At the heart of the demand for justice is recognition of victims rather than criminal investigations into the atrocities to put perpetrators behind bars. A Joint Special Victims’ Committee could be the part of the deal between the Afghan government and the Taliban in a bid to address immediate needs of the war victims’ families—like food, given that many victims were breadwinners. Such a committee would also rebuild the country’s justice system and shatter the culture of impunity in society.
“The legacy of the 40-year war in Afghanistan is not solely destruction of buildings and cities, killing of millions of people, and displacement of millions of others,” said Saramad. “What we are dealing with right now is the destruction of structure of the society. The destruction is fueling violence in the country.”
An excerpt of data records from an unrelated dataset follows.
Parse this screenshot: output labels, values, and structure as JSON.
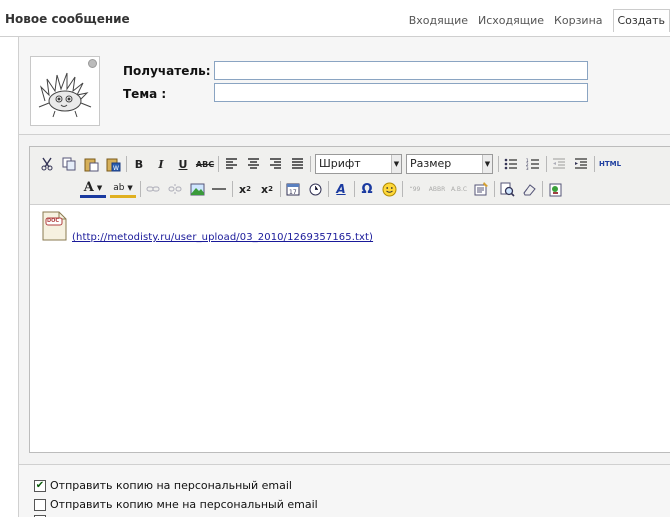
{
  "header": {
    "title": "Новое сообщение",
    "tabs": [
      {
        "label": "Входящие"
      },
      {
        "label": "Исходящие"
      },
      {
        "label": "Корзина"
      },
      {
        "label": "Создать",
        "active": true
      }
    ]
  },
  "form": {
    "recipient_label": "Получатель:",
    "recipient_value": "",
    "subject_label": "Тема :",
    "subject_value": ""
  },
  "toolbar": {
    "font_select": "Шрифт",
    "size_select": "Размер",
    "html_label": "HTML",
    "icons_row1": [
      "cut-icon",
      "copy-icon",
      "paste-icon",
      "paste-word-icon",
      "bold-icon",
      "italic-icon",
      "underline-icon",
      "strikethrough-icon",
      "align-left-icon",
      "align-center-icon",
      "align-right-icon",
      "justify-icon",
      "bullet-list-icon",
      "numbered-list-icon",
      "outdent-icon",
      "indent-icon",
      "html-source-icon"
    ],
    "icons_row2": [
      "font-color-icon",
      "highlight-color-icon",
      "link-icon",
      "unlink-icon",
      "image-icon",
      "horizontal-rule-icon",
      "subscript-icon",
      "superscript-icon",
      "date-icon",
      "time-icon",
      "style-icon",
      "special-char-icon",
      "emoticon-icon",
      "quote-icon",
      "abbr-icon",
      "acronym-icon",
      "insert-template-icon",
      "search-icon",
      "cleanup-icon",
      "preview-icon"
    ]
  },
  "editor": {
    "attachment_link": "(http://metodisty.ru/user_upload/03_2010/1269357165.txt)",
    "doc_badge": "DOC"
  },
  "options": [
    {
      "label": "Отправить копию на персональный email",
      "checked": true
    },
    {
      "label": "Отправить копию мне на персональный email",
      "checked": false
    }
  ]
}
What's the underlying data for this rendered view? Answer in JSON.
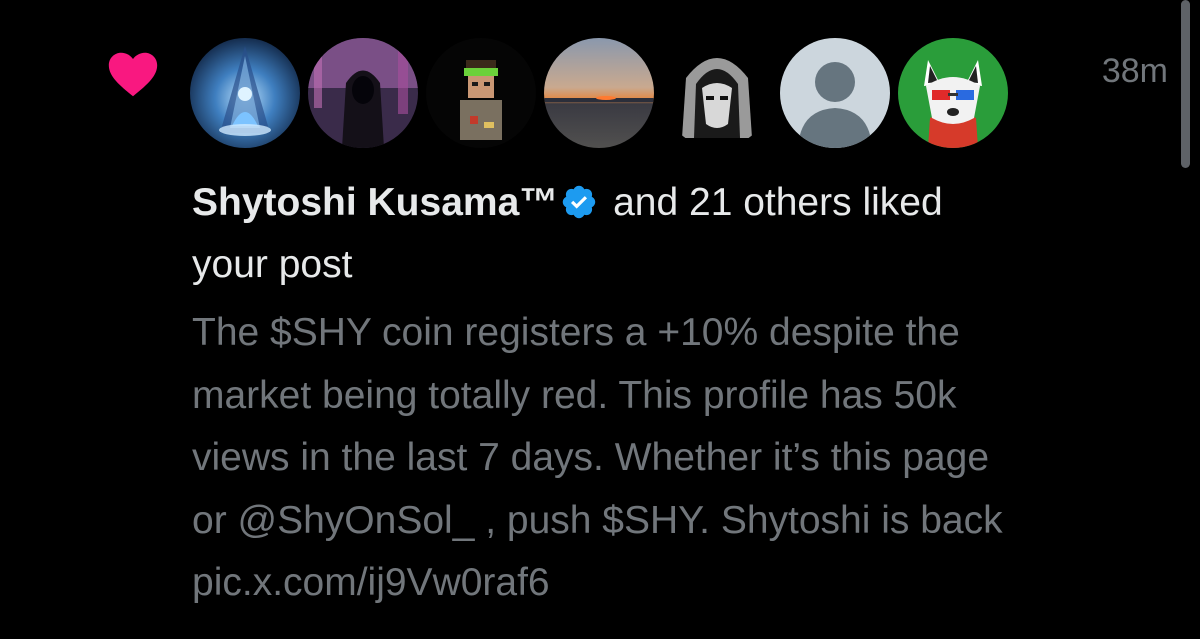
{
  "notification": {
    "type_icon": "heart-icon",
    "timestamp": "38m",
    "avatars": [
      {
        "name": "avatar-meditating-figure"
      },
      {
        "name": "avatar-hooded-figure"
      },
      {
        "name": "avatar-pixel-character"
      },
      {
        "name": "avatar-sunset-beach"
      },
      {
        "name": "avatar-hooded-mask"
      },
      {
        "name": "avatar-default"
      },
      {
        "name": "avatar-shiba-dog"
      }
    ],
    "author": "Shytoshi Kusama™",
    "verified_icon": "verified-badge-icon",
    "action_text": " and 21 others liked",
    "action_text_2": "your post",
    "post_lines": [
      "The $SHY coin registers a +10% despite the",
      "market being totally red. This profile has 50k",
      "views in the last 7 days. Whether it’s this page",
      "or @ShyOnSol_ , push $SHY. Shytoshi is back",
      "pic.x.com/ij9Vw0raf6"
    ]
  },
  "colors": {
    "background": "#000000",
    "heart": "#f91880",
    "primary_text": "#e7e9ea",
    "secondary_text": "#71767b",
    "verified": "#1d9bf0"
  }
}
Fakhria Bayat, who lost her brother in the civil war, said that the public did not understand the human toll of the war, yet. “Me and my family and other families who lost their family members understand the cost of the war,” said Bayat. “The country is becoming a big graveyard packed with wounded and disabled people, drug addicts, murderers, and thieves.”
Masih Ur-Rahman Mubarez, 40, who lost his entire family in a U.S. airstrike in September 2018, has been fighting for justice for his family two years. In Sep. 2018, Mubarez was in his rented room in Iran when he received a phone call from his family. Amina, his wife, told him that there had been a night raid, and soldiers who spoke English, Farsi, and Pashto searched the house, saying they were there to rescue four to six Afghan Special forces from a Taliban prison 400 meters away.
Later in the day, when these soldiers were about to leave the area, the Taliban opened fire on them. The joint-force called for an airstrike, which wiped out all twelve members of the Mubarez family, including his wife, four sons, and three daughters, along with four other young children who were in his house on that day. Initially, the U.S. forces denied any airstrikes, then they admitted the airstrike but denied civilian casualties, said Mubarez.
“I want justice for defenseless people, particularly for my own family,” said Mubarez, who has not rebuilt his house ruined by the airstrike. “There is a strong feeling inside me that I need to stand up for justice and for those who are unable to stand for justice.”
Mubarez is part of large victim community that is a product of decades of war. As this community grows and mobilizes, it becomes the primary hope for justice in a country where politics tends to represent the interests of a tiny class of stakeholders. Politicians are reluctant to pursue such efforts because they often gain power through force, but victims have the potential to break Afghanistan’s long cycle of violence.